TASK OBJECTIVE - Repeat the data that follows, word for word, without the images.

━━━ DATA SHOWN

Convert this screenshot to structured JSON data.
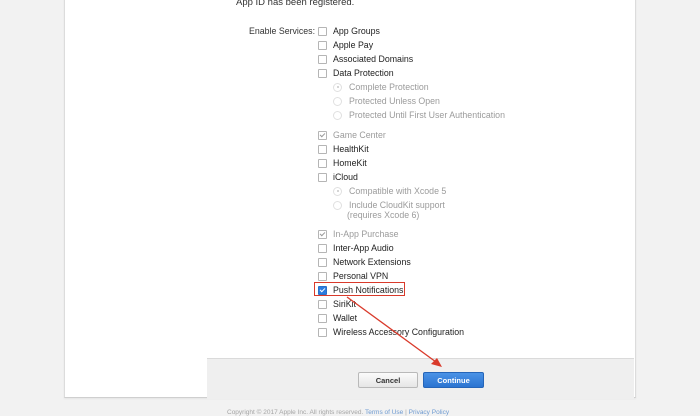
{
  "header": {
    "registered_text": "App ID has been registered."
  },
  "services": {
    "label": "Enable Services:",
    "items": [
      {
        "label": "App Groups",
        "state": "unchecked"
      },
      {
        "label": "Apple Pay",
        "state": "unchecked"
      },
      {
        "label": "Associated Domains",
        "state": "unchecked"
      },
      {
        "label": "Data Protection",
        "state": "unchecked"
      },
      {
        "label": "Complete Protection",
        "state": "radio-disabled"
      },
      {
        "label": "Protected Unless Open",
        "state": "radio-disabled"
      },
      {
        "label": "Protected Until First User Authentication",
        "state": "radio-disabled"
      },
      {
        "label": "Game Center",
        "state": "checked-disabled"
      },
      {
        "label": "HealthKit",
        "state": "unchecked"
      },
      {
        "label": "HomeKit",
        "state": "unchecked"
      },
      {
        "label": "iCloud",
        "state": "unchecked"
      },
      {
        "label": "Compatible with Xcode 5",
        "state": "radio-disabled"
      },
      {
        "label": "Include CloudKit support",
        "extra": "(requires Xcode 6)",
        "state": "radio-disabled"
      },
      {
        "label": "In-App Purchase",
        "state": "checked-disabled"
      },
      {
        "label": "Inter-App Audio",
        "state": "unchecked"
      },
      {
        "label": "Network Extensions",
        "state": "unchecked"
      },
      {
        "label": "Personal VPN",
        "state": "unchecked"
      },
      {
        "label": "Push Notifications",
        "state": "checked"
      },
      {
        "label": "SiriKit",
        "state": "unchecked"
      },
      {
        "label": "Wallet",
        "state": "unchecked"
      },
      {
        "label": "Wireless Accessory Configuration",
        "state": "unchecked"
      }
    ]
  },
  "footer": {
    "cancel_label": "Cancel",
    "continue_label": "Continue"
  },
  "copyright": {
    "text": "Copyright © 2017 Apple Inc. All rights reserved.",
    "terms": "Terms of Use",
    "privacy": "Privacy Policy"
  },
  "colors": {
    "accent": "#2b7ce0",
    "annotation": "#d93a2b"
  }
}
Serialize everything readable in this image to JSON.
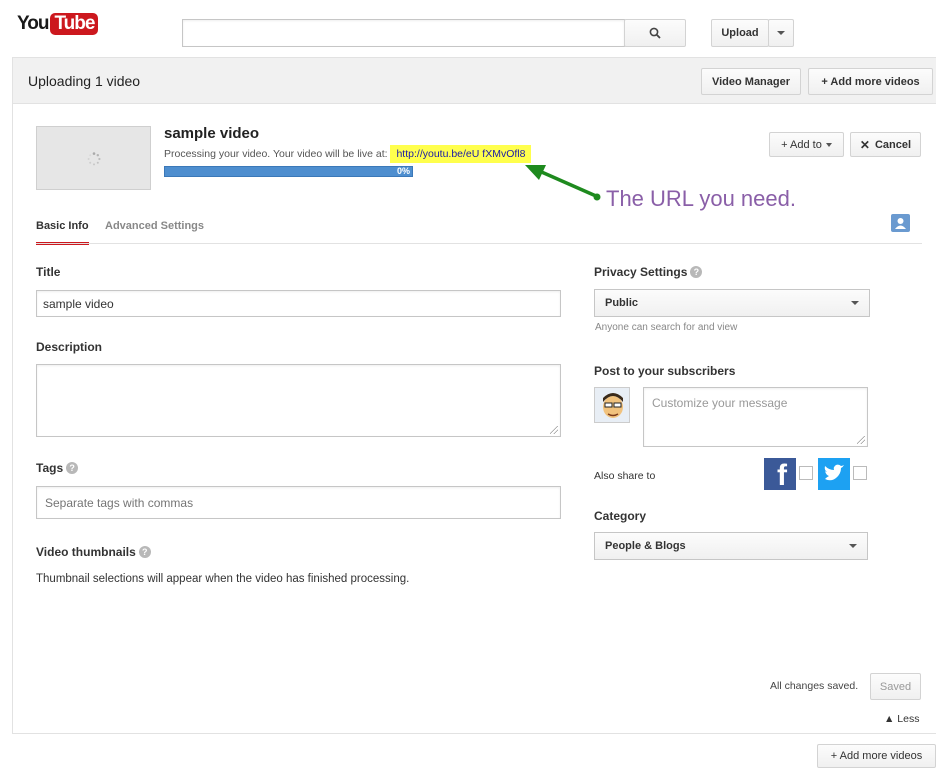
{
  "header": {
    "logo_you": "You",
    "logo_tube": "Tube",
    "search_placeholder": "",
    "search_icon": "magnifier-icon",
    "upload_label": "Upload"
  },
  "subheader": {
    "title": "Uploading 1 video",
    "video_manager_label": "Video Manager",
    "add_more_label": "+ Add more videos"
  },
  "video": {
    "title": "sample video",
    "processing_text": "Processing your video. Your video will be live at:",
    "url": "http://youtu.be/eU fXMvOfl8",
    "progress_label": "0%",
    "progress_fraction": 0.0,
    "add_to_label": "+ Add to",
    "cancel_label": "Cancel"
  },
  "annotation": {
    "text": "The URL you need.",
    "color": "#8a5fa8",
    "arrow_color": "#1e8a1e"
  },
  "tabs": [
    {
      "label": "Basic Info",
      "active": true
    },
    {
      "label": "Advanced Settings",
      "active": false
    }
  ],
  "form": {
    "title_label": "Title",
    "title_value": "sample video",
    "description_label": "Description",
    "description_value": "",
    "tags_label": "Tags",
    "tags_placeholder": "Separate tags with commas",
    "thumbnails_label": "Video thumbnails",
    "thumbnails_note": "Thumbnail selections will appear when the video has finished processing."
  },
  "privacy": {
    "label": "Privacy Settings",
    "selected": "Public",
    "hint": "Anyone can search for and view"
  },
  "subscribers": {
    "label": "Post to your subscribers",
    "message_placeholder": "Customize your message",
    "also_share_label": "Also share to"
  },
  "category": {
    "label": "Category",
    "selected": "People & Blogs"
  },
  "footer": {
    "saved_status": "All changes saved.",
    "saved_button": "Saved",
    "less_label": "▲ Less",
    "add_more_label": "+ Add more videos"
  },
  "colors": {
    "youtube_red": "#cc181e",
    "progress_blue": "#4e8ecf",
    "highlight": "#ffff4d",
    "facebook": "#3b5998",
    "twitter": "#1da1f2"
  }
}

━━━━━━

SOLVED PROBLEM -
Convert this screenshot to structured JSON data.
{
  "header": {
    "registered_text": "App ID has been registered."
  },
  "services": {
    "label": "Enable Services:",
    "items": [
      {
        "label": "App Groups",
        "state": "unchecked"
      },
      {
        "label": "Apple Pay",
        "state": "unchecked"
      },
      {
        "label": "Associated Domains",
        "state": "unchecked"
      },
      {
        "label": "Data Protection",
        "state": "unchecked"
      },
      {
        "label": "Complete Protection",
        "state": "radio-disabled"
      },
      {
        "label": "Protected Unless Open",
        "state": "radio-disabled"
      },
      {
        "label": "Protected Until First User Authentication",
        "state": "radio-disabled"
      },
      {
        "label": "Game Center",
        "state": "checked-disabled"
      },
      {
        "label": "HealthKit",
        "state": "unchecked"
      },
      {
        "label": "HomeKit",
        "state": "unchecked"
      },
      {
        "label": "iCloud",
        "state": "unchecked"
      },
      {
        "label": "Compatible with Xcode 5",
        "state": "radio-disabled"
      },
      {
        "label": "Include CloudKit support",
        "extra": "(requires Xcode 6)",
        "state": "radio-disabled"
      },
      {
        "label": "In-App Purchase",
        "state": "checked-disabled"
      },
      {
        "label": "Inter-App Audio",
        "state": "unchecked"
      },
      {
        "label": "Network Extensions",
        "state": "unchecked"
      },
      {
        "label": "Personal VPN",
        "state": "unchecked"
      },
      {
        "label": "Push Notifications",
        "state": "checked"
      },
      {
        "label": "SiriKit",
        "state": "unchecked"
      },
      {
        "label": "Wallet",
        "state": "unchecked"
      },
      {
        "label": "Wireless Accessory Configuration",
        "state": "unchecked"
      }
    ]
  },
  "footer": {
    "cancel_label": "Cancel",
    "continue_label": "Continue"
  },
  "copyright": {
    "text": "Copyright © 2017 Apple Inc. All rights reserved.",
    "terms": "Terms of Use",
    "privacy": "Privacy Policy"
  },
  "colors": {
    "accent": "#2b7ce0",
    "annotation": "#d93a2b"
  }
}
Serialize everything readable in this image to JSON.
{
  "header": {
    "logo_you": "You",
    "logo_tube": "Tube",
    "search_placeholder": "",
    "search_icon": "magnifier-icon",
    "upload_label": "Upload"
  },
  "subheader": {
    "title": "Uploading 1 video",
    "video_manager_label": "Video Manager",
    "add_more_label": "+ Add more videos"
  },
  "video": {
    "title": "sample video",
    "processing_text": "Processing your video. Your video will be live at:",
    "url": "http://youtu.be/eU fXMvOfl8",
    "progress_label": "0%",
    "progress_fraction": 0.0,
    "add_to_label": "+ Add to",
    "cancel_label": "Cancel"
  },
  "annotation": {
    "text": "The URL you need.",
    "color": "#8a5fa8",
    "arrow_color": "#1e8a1e"
  },
  "tabs": [
    {
      "label": "Basic Info",
      "active": true
    },
    {
      "label": "Advanced Settings",
      "active": false
    }
  ],
  "form": {
    "title_label": "Title",
    "title_value": "sample video",
    "description_label": "Description",
    "description_value": "",
    "tags_label": "Tags",
    "tags_placeholder": "Separate tags with commas",
    "thumbnails_label": "Video thumbnails",
    "thumbnails_note": "Thumbnail selections will appear when the video has finished processing."
  },
  "privacy": {
    "label": "Privacy Settings",
    "selected": "Public",
    "hint": "Anyone can search for and view"
  },
  "subscribers": {
    "label": "Post to your subscribers",
    "message_placeholder": "Customize your message",
    "also_share_label": "Also share to"
  },
  "category": {
    "label": "Category",
    "selected": "People & Blogs"
  },
  "footer": {
    "saved_status": "All changes saved.",
    "saved_button": "Saved",
    "less_label": "▲ Less",
    "add_more_label": "+ Add more videos"
  },
  "colors": {
    "youtube_red": "#cc181e",
    "progress_blue": "#4e8ecf",
    "highlight": "#ffff4d",
    "facebook": "#3b5998",
    "twitter": "#1da1f2"
  }
}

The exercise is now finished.